Principles of Health Care Administration
Dr. Michelle Clemons
August 29, 2011
Case Study: Team and Team Processes
Apply your knowledge of teams and team processes to explain possible causes for team members’ experiences. What interventions can you recommend to address concerns expressed by Nurse B?
The case study refers to two different surgical teams, with a similar composition, that were affected very differently after implementing an innovative technology for cardiac surgery.
Traditionally, specially in the OR settings, there is a lot of routines and protocols with the goal of providing consistency of practice across different hospitals. In this setting, usually everybody knows what their role is, and the team members do perform in concert without needing to communicate a lot with each other, or at least they think so. As pointed out by Awad et al (2005), innumerous studies show that ineffective team communication frequently has been found to be at the root of medical errors. Even though is not possible to quantify the full magnitude of the medical errors, in 1999 The Institute of Medicine (IOM) estimated that 44,000 to 98,000 hospitalized patients die annually in the United States (IOM, 2004).
A team is a group a people with complementary skills with the purpose of achieving common goals (Business Dictionary, n.d.). According to Johnson (2009), to be effective, teams must be properly designed and managed. A key component of a team success is inter-professional communication.

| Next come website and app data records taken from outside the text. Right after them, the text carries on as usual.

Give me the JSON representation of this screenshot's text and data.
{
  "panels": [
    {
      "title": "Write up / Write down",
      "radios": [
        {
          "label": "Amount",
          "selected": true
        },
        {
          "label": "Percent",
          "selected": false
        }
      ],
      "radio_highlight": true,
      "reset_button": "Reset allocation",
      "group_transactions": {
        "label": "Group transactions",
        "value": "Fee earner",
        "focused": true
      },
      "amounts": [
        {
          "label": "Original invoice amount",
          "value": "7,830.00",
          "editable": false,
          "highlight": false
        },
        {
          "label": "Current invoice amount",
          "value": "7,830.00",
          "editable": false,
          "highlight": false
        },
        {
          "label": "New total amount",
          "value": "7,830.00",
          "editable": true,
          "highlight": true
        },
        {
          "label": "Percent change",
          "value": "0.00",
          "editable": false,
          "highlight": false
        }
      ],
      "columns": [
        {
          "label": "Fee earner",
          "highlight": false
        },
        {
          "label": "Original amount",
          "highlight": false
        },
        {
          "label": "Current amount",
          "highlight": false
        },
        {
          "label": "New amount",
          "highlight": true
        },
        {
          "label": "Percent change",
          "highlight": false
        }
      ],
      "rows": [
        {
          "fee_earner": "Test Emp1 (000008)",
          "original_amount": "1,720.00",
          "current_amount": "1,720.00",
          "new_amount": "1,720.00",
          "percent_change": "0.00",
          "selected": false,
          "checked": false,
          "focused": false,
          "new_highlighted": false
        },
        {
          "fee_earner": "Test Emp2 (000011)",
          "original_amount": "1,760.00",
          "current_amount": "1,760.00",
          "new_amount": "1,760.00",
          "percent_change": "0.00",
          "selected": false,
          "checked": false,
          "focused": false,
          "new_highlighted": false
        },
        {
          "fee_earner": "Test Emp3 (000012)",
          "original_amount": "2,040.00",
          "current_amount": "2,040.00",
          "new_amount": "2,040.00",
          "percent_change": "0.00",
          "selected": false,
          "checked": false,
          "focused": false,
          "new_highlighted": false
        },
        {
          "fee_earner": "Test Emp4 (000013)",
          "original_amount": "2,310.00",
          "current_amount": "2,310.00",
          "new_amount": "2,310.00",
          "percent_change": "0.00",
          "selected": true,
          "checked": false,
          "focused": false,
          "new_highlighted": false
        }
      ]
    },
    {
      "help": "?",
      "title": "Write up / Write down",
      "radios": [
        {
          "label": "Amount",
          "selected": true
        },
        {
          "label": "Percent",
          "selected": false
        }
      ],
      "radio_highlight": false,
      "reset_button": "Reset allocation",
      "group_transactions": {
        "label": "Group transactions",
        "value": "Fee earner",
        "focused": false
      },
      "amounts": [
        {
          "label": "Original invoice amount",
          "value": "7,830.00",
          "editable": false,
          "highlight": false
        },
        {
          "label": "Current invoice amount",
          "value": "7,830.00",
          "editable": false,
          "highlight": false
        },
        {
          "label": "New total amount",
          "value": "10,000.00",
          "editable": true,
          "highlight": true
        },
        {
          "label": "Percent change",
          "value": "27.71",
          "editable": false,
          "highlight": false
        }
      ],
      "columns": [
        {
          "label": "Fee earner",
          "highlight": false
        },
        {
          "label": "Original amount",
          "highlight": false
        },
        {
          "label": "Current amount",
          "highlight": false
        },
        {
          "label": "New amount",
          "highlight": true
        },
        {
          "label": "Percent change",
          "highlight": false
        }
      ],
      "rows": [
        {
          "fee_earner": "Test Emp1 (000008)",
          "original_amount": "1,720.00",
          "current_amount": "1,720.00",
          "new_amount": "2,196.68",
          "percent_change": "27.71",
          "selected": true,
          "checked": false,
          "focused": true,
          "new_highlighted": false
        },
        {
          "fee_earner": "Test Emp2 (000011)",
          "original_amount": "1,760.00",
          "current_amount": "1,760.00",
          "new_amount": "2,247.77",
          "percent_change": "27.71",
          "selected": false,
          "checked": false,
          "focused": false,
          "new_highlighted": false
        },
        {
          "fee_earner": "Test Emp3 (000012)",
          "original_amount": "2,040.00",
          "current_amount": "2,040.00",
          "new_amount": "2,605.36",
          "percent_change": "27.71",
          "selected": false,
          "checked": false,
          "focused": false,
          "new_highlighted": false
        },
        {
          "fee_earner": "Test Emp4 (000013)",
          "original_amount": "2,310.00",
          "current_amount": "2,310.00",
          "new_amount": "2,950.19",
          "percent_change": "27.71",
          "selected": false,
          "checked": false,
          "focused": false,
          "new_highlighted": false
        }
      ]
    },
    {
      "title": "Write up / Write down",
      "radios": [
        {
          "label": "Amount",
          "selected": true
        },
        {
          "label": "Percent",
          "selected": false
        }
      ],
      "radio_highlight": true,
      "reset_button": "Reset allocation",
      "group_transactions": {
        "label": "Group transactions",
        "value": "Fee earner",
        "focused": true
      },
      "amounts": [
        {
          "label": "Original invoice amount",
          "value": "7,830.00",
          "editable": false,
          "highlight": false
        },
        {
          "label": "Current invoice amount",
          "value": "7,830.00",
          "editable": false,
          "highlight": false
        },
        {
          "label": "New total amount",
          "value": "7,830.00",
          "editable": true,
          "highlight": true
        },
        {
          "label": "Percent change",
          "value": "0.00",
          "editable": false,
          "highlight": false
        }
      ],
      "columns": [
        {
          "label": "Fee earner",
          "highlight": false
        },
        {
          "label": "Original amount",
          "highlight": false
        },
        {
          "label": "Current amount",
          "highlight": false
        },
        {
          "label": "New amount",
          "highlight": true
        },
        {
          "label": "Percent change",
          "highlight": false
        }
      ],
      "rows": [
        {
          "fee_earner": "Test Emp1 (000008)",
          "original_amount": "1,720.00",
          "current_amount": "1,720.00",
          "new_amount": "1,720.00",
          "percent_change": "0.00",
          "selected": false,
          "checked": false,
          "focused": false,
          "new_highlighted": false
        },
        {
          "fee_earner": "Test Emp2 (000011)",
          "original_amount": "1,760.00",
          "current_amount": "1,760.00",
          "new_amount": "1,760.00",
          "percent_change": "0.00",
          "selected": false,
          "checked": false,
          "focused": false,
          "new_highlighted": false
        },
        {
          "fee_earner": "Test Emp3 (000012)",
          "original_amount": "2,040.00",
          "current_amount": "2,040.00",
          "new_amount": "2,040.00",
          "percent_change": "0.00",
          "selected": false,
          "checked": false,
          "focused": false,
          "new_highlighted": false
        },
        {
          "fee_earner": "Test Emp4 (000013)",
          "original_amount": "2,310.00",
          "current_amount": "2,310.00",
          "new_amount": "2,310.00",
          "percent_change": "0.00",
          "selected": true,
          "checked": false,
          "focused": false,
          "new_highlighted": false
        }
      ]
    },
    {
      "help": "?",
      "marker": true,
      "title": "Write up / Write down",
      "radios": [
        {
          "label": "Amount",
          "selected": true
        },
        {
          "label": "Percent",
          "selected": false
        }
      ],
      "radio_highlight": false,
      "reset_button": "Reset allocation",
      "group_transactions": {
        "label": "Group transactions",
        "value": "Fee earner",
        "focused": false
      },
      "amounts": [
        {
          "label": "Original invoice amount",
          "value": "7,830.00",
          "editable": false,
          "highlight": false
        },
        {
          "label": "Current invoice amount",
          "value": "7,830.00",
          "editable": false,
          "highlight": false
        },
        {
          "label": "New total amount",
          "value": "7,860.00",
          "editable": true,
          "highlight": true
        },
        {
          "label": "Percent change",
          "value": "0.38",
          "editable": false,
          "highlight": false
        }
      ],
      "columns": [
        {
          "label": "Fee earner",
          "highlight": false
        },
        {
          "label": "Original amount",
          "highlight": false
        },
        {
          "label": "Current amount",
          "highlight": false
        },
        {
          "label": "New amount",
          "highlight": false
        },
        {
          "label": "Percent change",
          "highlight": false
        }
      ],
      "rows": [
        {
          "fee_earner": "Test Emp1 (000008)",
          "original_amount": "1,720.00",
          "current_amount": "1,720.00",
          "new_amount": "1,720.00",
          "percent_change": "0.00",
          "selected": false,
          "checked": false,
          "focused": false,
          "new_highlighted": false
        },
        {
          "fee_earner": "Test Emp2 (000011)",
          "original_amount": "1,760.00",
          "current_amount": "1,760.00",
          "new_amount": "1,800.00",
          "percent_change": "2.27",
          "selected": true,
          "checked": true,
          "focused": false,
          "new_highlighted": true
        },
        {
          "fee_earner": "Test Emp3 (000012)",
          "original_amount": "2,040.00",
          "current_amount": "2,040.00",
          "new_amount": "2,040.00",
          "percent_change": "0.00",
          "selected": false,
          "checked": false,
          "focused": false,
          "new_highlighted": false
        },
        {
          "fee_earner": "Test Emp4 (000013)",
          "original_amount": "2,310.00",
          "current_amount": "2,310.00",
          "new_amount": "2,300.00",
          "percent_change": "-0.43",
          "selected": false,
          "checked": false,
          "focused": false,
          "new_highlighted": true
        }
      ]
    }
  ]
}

The case study clearly sets the two nurses experiences apart. Nurse A was part of a team that embraced the change, took the right steps to implement the change and understood the advantages of adopting this new technology. Effective communication and coordination among team members might have been the reason why they felt empowered and safe to speak up when something...